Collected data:
· · · · ·
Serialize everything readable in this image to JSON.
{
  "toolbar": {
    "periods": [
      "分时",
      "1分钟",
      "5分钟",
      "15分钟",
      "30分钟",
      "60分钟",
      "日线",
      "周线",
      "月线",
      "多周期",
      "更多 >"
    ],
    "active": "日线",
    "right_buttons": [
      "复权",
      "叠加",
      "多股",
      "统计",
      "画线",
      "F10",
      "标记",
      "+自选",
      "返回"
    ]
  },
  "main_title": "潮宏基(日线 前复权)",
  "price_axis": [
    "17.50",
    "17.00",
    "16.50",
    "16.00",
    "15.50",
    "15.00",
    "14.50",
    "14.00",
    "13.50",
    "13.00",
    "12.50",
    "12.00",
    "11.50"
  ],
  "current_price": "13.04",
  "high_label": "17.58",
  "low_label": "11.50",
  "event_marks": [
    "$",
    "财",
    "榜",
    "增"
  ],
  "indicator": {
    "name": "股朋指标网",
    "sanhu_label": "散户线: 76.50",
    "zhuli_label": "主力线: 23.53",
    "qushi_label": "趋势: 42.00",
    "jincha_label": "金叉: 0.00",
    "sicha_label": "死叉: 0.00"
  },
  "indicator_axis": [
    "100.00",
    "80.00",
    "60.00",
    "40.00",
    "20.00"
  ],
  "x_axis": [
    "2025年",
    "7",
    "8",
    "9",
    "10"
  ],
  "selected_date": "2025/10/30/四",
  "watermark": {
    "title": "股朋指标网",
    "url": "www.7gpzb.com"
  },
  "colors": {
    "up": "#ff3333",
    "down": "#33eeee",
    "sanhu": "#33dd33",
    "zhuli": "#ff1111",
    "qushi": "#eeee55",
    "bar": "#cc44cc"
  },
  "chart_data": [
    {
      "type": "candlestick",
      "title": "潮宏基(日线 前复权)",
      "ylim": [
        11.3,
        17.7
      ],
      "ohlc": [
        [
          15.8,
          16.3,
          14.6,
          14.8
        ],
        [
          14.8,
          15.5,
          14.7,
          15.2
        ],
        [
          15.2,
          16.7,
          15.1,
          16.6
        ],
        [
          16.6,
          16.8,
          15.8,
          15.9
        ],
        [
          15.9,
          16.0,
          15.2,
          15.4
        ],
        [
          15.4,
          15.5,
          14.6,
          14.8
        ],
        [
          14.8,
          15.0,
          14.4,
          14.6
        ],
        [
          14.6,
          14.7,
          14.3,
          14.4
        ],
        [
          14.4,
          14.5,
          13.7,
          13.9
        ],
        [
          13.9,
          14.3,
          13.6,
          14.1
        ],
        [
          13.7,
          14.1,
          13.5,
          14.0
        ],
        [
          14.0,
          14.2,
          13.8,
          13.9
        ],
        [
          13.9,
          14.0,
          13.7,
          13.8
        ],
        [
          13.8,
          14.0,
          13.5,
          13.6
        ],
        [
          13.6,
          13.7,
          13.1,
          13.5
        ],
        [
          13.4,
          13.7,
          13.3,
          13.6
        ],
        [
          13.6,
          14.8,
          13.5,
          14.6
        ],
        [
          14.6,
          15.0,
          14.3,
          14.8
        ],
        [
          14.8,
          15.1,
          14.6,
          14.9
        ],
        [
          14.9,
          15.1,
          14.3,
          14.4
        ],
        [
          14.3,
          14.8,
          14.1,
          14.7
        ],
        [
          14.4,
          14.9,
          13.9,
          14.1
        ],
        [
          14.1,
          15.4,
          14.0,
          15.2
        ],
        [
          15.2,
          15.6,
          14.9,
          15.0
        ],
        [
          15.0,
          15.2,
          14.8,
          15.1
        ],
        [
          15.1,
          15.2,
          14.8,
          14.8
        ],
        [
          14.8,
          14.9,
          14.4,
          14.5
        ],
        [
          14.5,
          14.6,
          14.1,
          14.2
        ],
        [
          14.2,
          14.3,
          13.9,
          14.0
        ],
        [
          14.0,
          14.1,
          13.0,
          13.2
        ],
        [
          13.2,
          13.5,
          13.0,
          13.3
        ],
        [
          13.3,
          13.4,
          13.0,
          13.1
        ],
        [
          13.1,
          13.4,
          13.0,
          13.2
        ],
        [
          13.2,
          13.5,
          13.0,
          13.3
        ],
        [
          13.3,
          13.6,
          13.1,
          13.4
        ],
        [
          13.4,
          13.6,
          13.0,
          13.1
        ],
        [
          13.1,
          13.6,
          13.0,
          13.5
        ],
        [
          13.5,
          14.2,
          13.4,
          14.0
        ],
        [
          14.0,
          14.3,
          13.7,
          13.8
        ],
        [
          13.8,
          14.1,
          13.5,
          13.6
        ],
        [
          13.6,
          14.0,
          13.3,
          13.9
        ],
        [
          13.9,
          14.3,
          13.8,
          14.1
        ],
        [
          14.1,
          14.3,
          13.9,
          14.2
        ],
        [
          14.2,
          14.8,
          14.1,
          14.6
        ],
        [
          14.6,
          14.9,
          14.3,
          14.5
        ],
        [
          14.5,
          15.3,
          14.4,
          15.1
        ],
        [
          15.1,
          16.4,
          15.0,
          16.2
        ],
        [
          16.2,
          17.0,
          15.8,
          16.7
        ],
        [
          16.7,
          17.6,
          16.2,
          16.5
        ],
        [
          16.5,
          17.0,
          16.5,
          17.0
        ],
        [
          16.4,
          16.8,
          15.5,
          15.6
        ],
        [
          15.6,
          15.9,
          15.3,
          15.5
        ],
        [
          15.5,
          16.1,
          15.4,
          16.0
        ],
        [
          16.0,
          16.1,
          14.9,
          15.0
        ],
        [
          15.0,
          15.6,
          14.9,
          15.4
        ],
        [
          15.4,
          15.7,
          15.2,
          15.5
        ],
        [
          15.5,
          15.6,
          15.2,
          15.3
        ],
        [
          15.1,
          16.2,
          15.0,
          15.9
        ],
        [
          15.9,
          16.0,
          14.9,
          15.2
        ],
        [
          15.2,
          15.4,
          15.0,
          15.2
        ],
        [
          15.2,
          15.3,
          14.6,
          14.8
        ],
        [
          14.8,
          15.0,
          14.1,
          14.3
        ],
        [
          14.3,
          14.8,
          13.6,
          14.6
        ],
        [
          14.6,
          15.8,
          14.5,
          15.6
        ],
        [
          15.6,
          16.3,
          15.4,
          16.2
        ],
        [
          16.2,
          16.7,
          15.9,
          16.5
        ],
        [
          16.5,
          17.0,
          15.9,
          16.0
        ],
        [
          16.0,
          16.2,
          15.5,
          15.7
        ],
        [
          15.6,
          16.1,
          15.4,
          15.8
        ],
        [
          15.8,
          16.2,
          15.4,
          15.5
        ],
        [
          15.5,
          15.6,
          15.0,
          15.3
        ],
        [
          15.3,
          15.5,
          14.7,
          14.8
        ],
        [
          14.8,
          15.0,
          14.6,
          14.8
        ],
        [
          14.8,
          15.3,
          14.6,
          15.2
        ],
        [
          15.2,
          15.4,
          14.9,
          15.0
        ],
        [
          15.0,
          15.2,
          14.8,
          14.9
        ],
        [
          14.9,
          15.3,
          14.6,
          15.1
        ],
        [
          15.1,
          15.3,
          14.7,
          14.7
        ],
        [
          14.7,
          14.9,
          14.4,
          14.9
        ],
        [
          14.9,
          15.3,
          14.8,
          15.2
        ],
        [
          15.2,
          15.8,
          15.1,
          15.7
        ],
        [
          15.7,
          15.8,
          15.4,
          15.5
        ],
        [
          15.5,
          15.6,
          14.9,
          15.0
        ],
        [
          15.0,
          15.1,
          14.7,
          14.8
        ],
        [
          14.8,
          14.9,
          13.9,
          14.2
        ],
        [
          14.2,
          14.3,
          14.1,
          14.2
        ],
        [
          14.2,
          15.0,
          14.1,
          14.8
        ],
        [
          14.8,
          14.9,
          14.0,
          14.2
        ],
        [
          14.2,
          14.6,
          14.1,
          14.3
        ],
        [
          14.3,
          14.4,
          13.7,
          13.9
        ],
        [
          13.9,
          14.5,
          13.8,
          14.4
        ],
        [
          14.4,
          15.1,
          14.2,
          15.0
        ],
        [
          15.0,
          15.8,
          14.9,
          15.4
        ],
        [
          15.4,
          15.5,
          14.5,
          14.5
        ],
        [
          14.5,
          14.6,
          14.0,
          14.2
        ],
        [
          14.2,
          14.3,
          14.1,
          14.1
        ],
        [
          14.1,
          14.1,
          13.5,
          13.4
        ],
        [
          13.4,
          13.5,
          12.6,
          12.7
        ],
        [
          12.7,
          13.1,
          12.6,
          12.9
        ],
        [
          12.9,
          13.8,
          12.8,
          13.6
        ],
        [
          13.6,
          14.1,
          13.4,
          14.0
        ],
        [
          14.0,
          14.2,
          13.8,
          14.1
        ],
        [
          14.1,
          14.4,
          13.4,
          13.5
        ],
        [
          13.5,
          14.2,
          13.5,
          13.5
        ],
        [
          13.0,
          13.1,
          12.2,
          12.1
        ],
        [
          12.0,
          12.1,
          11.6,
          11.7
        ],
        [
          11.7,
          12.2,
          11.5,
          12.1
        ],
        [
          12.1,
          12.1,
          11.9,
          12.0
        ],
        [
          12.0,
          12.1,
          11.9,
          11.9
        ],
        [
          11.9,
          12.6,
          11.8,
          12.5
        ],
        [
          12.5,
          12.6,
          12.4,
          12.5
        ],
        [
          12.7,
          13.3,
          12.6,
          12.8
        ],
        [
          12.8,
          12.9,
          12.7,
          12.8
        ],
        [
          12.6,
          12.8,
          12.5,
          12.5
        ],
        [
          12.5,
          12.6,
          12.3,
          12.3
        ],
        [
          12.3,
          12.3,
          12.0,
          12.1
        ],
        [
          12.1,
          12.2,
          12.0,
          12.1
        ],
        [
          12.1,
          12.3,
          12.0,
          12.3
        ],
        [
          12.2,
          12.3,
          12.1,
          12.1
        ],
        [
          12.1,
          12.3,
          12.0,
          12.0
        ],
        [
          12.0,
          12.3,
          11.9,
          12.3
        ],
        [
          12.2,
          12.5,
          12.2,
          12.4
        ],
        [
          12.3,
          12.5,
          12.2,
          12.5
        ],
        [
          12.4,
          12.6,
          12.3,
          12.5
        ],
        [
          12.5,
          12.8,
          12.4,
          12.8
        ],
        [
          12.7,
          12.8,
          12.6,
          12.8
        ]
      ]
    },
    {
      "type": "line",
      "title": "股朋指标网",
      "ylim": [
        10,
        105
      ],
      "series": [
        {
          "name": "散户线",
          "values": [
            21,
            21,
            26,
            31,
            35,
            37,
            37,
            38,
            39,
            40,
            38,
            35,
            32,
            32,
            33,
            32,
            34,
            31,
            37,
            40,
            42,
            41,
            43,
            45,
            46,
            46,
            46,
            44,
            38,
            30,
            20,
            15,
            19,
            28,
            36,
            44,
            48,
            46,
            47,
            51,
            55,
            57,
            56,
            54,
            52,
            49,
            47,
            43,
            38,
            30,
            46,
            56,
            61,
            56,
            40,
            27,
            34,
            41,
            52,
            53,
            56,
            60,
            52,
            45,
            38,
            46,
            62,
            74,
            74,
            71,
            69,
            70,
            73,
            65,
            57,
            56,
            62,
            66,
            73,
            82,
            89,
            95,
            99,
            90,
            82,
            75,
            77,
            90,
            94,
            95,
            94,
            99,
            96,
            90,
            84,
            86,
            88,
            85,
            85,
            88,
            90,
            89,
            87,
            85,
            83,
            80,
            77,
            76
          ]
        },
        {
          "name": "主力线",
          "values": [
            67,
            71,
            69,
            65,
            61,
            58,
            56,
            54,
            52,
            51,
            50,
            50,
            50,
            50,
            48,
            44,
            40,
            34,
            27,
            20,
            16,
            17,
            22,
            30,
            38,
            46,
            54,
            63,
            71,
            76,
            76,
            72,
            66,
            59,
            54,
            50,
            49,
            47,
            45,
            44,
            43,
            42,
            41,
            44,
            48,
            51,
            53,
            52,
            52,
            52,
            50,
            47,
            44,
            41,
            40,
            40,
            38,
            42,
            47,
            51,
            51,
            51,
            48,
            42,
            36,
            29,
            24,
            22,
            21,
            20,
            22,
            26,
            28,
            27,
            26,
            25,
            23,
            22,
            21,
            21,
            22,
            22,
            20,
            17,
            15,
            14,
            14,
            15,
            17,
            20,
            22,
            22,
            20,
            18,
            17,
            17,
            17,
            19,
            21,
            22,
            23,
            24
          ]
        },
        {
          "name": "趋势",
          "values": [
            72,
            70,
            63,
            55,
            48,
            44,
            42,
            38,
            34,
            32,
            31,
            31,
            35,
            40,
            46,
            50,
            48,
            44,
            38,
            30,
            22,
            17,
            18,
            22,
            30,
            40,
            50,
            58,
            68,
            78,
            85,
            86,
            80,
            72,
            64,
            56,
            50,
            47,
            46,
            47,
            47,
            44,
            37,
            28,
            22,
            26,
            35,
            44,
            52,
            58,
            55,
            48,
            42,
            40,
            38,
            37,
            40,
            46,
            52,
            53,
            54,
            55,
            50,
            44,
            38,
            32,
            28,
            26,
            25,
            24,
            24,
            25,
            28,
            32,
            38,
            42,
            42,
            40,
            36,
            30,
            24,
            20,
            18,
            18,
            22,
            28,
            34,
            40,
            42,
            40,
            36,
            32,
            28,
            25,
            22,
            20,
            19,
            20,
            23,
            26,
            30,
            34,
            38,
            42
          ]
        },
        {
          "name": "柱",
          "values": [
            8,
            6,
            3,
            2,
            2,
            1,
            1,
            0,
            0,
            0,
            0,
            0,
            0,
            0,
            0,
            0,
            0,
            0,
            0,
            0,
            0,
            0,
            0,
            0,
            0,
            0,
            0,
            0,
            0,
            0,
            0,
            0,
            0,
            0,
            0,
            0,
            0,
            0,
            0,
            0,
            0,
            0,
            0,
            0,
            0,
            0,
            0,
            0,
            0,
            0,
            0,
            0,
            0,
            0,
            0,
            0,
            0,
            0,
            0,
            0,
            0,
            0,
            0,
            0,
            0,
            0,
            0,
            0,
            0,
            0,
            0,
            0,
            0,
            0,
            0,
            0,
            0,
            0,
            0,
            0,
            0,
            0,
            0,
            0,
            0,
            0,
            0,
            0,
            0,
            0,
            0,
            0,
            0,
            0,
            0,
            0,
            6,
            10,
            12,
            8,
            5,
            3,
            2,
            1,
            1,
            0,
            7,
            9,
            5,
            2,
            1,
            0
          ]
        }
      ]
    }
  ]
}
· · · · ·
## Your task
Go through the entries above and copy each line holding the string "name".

## Solution to the problem
    "name": "股朋指标网",
          "name": "散户线",
          "name": "主力线",
          "name": "趋势",
          "name": "柱",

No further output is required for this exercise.